Emergency contraception or “the morning-after pills” is a type of birth control pill taken by women the following morning after unprotected sex when she suspects a ruptured condom or when she missed out on regular contraceptive pills. Emergency contraception is the SOS solution if any other birth control methods fail. It works by either blocking the hormones that promote conception or by delaying the ovulation cycle.
What are the types of Emergency Contraceptive pills?
The time duration between the pill consumption and intercourse determines the effectiveness of the emergency contraceptives. Depending on this time duration there are different types of Emergency Contraceptive.
Levonorgestrel or the Plan-B one-step emergency contraception pills, these pills contain the hormone levonorgestrel that can prevent pregnancy by either delaying the eggs maturation or by interfering in the fertilization of the eggs. Levonorgestrel is most effective when taken immediately, that is within 72 hours of having unprotected intercourse.
There is a non-hormonal drug like the ulipristal which works by blocking the hormones responsible for the conception. It can be consumed within 120 hours of unprotected sex.
What are the side-effects of Emergency Contraceptives?
Even though emergency contraceptive is safe, it should not be consumed regularly or replace the contractive pills or birth control pills. The emergency contraceptive pills are very strong and can meddle with the normal hormonal cycle of the body.
Therefore, regular use can result in various side effects like: Abnormal vaginal bleeding: Bleeding for 2-3 days is normal after the pills but more than three days can be a sign of a severe health issue and requires immediate medical attention. This is one of the common side effects of consuming an emergency contraceptive pill.
Nausea and headache: A few women experience nausea, headache, vomiting, causing dehydration. If these symptoms last for a long time (over two days), then it is best to ask your gynaecologist for more information.

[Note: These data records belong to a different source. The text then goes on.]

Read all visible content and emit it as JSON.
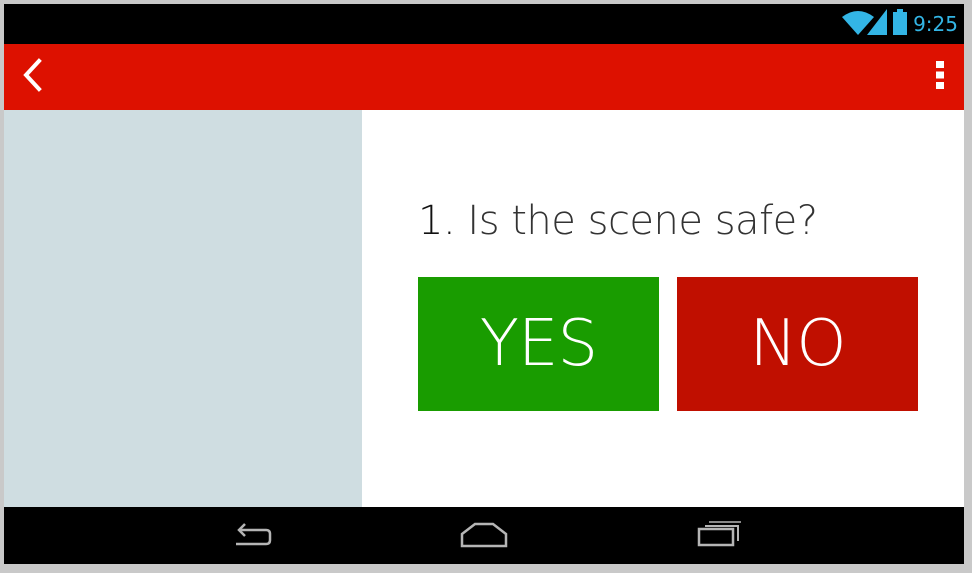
{
  "status_bar": {
    "time": "9:25",
    "wifi_icon": "wifi-icon",
    "signal_icon": "signal-icon",
    "battery_icon": "battery-icon",
    "accent_color": "#33b5e5"
  },
  "action_bar": {
    "back_icon": "chevron-left-icon",
    "overflow_icon": "overflow-menu-icon",
    "color": "#dd1100"
  },
  "question": {
    "number": "1.",
    "text": "Is the scene safe?"
  },
  "answers": {
    "yes_label": "YES",
    "no_label": "NO",
    "yes_color": "#199c00",
    "no_color": "#c00f00"
  },
  "side_panel": {
    "color": "#cfdde1"
  },
  "nav_bar": {
    "back_icon": "nav-back-icon",
    "home_icon": "nav-home-icon",
    "recents_icon": "nav-recents-icon"
  }
}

Severe abdominal pain: This is the most common side effect of popping an emergency contraceptive pill. The stomach can feel tender and painful to touch, and this can lead to constipation and fatigue.
Interference with other medication: It is best to ask gynaecologist before opting for these pills if you are taking medicines for epilepsy, tuberculosis, fungal infections, or HIV since these medications affect the functioning of these pills and vice versa.
Interference with the menstruation cycle: Changes in the menstruation cycle has been observed in women who consume emergency pills. Therefore, search for “gynaecologist near me” on the web and go for a quick visit to know better.
Does the Emergency Contraceptive pill affect the menstruation cycle?
Well, yes! Careful studies have shown that women who use emergency contraceptive pill either get their periods 3–4 days early or later than the actual date. Not just this, about 13–14% of women experience excruciating painful menstruation cramps. The World Health Organization has announced levonorgestrel as the gold standard in hormonal emergency contraception (EC). It is a safe method of emergency contraception, but changes in the menstruation pattern have been observed in women who consume the pill.
The menstrual cycle of women is generally by a mean interval of 28 days between the two menses. A careful study based on the menstrual cycle regularity showed that there is a change in the cycle length (+/− 2 days) and menstrual period duration (+/− 1 day) in women who have taken the EC pills. This change in the cycle is due to the hormonal change that is brought about by the pill. When or at what stage of ovulation the pill is taken determines the changes in the women’s monthly cycle.
Few of the changes that studies concluded are:
If the emergency contraceptive pill is consumed at one time in the first three weeks of the monthly menstrual cycles, it was observed that the periods came much sooner than expected.
If the EC pill is consumed in the fourth week of the cycle, it was observed that the periods came in the usual time, but lasted for longer than average.
If the emergency contraceptive pill is consumed (at one time) within two days before or after ovulation, then no significant changes were observed.
If the periods are delayed for more than a week or more, then please take a pregnancy test to confirm if the EC pills were effective or not.
Apart from the pills, there is an Intrauterine Device (IUD). Insertion of the IUD also prevents pregnancy by preventing implantation of the fertilized egg for 5 to 7 days after unprotected sex. You can learn more about it by consulting it with your healthcare specialist. Therefore, if you are experiencing any such changes, kindly visit the nearest doctor!